- He told me many times I was the only one he had ever loved. He hated to die, did not want to leave me, said he was never happy without me, but it was better he should go first, if it had to be, for I doubt if he could have got along without me. It is all so sad, and I am so forlorn and alone. For nearly thirty-seven years we had been everything to each other, we were happy, and now I am alone, to face the world alone.
After Frank's Death
- She was interviewed on the radio program Ripley's Believe It or Not!, where she discussed how Frank's story began. She was also photographed with the film's leading role Judy Garland , with whom she dined. She attended that film's premiere on 15 August 1939.
- She lived at Ozcot, the Baum home in Hollywood, until her death. She left an estate in excess of $85,000. Four years before her death, she slipped and broke her hip, remaining bedridden for the rest of her life. Surviving her husband by 34 years,
- Maud died at Ozcot on the night of March 6, 1953, 21 days shy of her 92nd birthday. Her funeral service was handled by Forest Lawn Memorial Park, Glendale. At her death, Maud was survived by her four sons[nb 13] and several grandchildren.
- Much to the distress of later fans and scholars, Maud Baum destroyed most of her husband's Oz manuscripts after his death (she considered the MSS. unneeded once the books were in print).
- Angelica Shirley Carpenter and Jean Shirley. L. Frank Baum: Royal Historian of Oz. Minneapolis, Lerner, 1992.
- Ozma Baum Mantele. "Memories of My Grandmother Baum." The Baum Bugle, Vol. 38 No. 3 (Winter 1994).

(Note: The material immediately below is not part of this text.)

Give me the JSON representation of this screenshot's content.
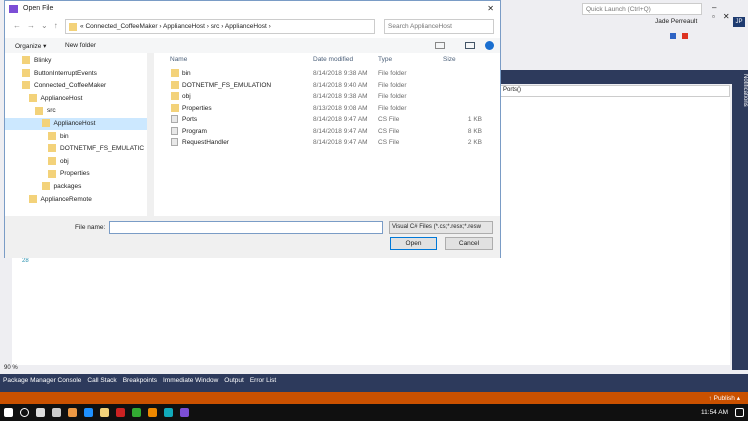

- Katharine M. Rogers. L. Frank Baum, Creator of Oz: A Biography. New York, St. Martin's Press, 2002.